This book seeks to explore how this happened…The defining decade in this history is the 1860s. The crisis and bloody resolution of the American Civil War impacted all religious groups. American Catholicism, for instance, which had developed both lay (trustee) and clerical (bishops) traditions side by side during the first half of the nineteenth century, moved closer to its Roman authoritative roots in the Antebellum Period and then with more expediency after the Civil War. The conflict likewise impacted the course of religious authority of American Judaism in direct and indirect ways. To a degree, the rhetoric of the time proves this: one Jewish observer chastised a faction of religious reformers who sought control of a traditional New York synagogue by comparing them to Confederate soldiers and describing them as “Rebels.” In what I describe as “determinants of change,” forces set in motion by the Civil War changed the currents of ministerial power for the balance of the century.

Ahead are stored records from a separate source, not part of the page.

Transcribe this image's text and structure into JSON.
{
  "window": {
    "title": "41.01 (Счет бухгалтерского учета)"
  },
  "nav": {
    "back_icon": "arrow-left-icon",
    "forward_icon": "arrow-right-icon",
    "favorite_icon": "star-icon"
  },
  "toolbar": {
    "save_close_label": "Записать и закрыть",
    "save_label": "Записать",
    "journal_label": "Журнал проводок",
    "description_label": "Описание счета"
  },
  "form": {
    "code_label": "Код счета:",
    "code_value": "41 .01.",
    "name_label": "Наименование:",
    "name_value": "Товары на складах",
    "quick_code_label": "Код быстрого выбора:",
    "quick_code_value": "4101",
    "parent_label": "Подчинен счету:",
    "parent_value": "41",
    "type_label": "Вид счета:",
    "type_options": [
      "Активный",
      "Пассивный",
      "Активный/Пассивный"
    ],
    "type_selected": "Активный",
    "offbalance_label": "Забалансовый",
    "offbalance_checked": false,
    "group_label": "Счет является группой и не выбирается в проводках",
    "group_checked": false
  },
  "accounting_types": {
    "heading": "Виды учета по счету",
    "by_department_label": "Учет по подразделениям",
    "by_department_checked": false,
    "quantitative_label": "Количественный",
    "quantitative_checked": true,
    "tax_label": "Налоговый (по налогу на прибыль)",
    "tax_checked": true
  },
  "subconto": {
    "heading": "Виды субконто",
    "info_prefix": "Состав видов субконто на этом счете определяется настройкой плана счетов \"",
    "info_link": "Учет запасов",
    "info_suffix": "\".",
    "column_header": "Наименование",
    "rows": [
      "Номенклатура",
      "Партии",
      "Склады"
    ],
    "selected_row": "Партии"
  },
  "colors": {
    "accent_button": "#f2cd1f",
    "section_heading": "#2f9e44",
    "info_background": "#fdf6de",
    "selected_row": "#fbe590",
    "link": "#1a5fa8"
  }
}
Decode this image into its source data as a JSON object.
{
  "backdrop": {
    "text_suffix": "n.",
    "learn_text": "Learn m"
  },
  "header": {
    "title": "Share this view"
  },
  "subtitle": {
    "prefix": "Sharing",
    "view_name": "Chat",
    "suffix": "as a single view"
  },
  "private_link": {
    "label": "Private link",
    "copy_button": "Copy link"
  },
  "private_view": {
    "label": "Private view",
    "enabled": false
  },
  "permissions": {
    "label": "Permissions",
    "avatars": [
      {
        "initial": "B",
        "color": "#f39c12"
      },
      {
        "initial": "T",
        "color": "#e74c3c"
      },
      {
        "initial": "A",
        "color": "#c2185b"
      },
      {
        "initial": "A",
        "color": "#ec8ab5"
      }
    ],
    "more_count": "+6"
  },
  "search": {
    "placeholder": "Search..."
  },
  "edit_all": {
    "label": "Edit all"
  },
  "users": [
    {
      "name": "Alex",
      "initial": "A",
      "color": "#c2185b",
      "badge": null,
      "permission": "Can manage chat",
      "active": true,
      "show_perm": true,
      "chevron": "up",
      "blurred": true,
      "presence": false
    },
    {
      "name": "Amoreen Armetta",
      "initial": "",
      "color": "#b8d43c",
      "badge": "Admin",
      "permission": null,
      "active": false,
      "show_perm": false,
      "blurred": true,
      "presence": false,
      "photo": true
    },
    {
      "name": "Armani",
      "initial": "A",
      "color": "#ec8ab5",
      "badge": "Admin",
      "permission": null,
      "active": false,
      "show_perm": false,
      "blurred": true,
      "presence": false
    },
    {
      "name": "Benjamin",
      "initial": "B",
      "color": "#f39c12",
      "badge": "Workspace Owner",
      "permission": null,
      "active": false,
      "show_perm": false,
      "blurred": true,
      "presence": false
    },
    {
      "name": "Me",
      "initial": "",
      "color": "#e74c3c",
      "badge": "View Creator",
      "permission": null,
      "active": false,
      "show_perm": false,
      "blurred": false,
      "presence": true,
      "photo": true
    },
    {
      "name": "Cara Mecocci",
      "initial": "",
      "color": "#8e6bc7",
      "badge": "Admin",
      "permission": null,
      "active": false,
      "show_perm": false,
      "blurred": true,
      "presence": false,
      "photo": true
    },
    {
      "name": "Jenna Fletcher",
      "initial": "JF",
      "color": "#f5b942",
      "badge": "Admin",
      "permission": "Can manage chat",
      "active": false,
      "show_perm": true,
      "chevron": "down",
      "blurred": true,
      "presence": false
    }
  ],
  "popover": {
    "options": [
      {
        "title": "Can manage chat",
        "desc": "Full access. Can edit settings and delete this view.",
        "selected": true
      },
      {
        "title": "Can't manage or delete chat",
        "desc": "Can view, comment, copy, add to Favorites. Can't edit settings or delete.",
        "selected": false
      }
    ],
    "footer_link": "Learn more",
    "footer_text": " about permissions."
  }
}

The American rabbinate’s estrangement from Europe encouraged it to take up its own cause with great zeal. In a sense, the widening gulf between the Jewries of Europe and America freed Jewish clergymen in the United States from the strong grip of the European rabbinate. All this was opened up by the Civil War. In addition, the war led Americans to look toward their elites as symbols of authority and “defenders of the faith.” The American rabbinate took advantage of this to emerge as more vocal spokesmen for their constituents and to gain unprecedented stature in their communities. Finally, the Civil War offered select members of the American Jewish community opportunities to amass great fortunes. Well-heeled Jews supported the construction of new synagogues that also provided the ministry with ample opportunity to play enlarged roles in religious affairs.

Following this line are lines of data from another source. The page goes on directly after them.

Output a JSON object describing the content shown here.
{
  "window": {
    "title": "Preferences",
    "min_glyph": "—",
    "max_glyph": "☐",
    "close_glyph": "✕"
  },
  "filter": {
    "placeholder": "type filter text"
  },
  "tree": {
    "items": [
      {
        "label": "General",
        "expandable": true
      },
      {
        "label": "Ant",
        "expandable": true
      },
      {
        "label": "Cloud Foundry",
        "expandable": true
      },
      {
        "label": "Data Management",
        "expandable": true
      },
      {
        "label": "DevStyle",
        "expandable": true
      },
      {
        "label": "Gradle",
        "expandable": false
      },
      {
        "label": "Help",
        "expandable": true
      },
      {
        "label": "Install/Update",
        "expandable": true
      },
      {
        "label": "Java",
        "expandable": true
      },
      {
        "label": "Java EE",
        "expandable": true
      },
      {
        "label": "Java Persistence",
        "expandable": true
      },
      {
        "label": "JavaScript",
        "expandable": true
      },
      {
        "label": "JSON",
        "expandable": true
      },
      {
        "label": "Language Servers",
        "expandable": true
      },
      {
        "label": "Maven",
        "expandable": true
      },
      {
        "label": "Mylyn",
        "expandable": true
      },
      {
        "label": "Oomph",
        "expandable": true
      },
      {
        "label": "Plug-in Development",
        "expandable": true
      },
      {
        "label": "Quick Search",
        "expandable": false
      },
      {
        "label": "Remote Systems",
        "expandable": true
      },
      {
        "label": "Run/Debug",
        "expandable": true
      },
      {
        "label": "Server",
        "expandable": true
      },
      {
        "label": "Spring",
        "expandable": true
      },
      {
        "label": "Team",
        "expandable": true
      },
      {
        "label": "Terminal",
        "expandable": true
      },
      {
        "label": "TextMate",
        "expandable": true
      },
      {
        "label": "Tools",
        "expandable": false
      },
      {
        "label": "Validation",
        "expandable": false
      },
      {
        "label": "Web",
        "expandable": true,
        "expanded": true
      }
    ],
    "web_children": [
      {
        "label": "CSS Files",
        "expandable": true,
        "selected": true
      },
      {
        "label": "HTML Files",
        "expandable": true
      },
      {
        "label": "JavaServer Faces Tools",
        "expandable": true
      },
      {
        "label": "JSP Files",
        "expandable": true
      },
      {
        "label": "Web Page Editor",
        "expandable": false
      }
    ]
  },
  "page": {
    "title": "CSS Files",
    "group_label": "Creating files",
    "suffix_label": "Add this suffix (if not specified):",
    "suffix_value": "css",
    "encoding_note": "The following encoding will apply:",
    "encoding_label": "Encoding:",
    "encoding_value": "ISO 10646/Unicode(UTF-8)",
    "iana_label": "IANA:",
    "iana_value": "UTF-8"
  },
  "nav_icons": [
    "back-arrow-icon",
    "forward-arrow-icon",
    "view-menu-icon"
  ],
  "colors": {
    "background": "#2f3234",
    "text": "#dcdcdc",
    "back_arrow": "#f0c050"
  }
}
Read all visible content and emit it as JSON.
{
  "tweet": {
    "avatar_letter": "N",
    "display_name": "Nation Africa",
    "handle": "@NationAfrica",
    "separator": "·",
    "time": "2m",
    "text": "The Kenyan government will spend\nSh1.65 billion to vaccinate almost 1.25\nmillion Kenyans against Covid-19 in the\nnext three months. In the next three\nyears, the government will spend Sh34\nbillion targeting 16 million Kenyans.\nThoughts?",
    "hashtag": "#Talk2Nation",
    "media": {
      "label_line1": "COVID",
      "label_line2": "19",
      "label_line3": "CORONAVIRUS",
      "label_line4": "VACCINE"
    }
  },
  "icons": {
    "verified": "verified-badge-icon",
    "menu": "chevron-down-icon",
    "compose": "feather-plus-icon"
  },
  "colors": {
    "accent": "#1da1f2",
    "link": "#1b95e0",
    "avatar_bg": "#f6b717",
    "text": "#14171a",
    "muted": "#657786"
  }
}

In the aftermath of this pivotal period, American rabbis encountered an unforeseen challenge: synagogue declension. As Jewish clergymen gained traction, the disenfranchised laypeople, particularly the younger ones, stopped frequenting the synagogues they had once controlled. In the final chapters of this book I return to the realms of “clericalism” and “textualism” to reexamine this phenomenon and suggest how this too became a part of the American rabbinate’s quest for religious authority.

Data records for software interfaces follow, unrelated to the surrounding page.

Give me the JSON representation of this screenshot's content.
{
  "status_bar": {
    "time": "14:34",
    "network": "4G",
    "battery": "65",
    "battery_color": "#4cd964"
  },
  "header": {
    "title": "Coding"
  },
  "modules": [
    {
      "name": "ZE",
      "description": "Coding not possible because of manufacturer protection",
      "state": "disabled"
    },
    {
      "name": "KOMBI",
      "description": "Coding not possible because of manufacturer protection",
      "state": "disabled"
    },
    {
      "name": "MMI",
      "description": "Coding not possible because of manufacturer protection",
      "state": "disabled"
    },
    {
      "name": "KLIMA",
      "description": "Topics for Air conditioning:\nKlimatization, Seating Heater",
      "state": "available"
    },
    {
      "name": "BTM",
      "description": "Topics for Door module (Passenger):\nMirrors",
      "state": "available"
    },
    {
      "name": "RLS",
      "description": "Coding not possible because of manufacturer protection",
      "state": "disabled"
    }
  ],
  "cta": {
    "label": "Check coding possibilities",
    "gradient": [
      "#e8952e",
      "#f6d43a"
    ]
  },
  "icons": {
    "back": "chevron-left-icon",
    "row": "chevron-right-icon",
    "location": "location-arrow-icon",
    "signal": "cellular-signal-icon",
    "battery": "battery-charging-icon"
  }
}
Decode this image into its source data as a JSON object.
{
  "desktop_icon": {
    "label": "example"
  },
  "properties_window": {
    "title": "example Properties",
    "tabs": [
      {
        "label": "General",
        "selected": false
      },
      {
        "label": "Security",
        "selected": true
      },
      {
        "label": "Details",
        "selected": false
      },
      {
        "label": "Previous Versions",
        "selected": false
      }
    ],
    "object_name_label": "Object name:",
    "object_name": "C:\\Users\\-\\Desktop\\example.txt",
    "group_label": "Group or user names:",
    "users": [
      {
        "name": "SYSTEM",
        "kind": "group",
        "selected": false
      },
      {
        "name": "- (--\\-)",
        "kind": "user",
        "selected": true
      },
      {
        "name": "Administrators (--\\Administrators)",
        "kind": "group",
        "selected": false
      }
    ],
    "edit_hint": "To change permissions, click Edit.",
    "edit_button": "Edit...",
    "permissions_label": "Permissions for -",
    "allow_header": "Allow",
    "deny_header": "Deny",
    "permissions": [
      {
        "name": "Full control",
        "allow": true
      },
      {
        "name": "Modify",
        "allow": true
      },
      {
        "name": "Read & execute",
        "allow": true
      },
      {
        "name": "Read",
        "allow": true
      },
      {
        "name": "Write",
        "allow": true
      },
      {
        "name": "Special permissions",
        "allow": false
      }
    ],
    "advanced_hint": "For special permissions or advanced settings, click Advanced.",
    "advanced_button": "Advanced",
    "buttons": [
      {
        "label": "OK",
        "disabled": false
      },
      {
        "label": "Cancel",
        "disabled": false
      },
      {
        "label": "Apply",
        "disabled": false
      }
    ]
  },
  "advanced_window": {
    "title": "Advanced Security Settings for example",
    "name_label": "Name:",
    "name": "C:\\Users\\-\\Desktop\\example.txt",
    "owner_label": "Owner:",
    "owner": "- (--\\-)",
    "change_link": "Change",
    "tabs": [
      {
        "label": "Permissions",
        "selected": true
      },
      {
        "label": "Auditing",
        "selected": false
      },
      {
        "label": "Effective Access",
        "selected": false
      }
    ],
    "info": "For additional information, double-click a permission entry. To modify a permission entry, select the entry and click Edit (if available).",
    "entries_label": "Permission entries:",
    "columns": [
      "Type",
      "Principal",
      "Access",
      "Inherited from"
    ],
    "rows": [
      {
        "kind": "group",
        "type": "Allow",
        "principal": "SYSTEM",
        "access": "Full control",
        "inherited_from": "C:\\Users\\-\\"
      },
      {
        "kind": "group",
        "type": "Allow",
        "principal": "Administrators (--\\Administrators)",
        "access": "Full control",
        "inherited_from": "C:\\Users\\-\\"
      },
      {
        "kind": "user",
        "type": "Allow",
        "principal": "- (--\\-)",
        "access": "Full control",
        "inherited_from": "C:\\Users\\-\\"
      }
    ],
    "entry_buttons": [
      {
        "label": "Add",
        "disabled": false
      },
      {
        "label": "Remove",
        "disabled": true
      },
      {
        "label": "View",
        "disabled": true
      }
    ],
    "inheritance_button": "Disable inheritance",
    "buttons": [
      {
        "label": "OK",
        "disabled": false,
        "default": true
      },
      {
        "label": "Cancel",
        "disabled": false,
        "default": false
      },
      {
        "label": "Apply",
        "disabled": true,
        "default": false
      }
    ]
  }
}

Zev Eleff is associate professor of Jewish history at Touro College and chief academic officer of Hebrew Theological College in Skokie, Illinoid. He is also the author of Modern Orthodox Judaism: A Documentary History (JPS) and the forthcoming Authentically Orthodox (Wayne State University Press).
Images: Photo and book cover courtesy of Zev Eleff.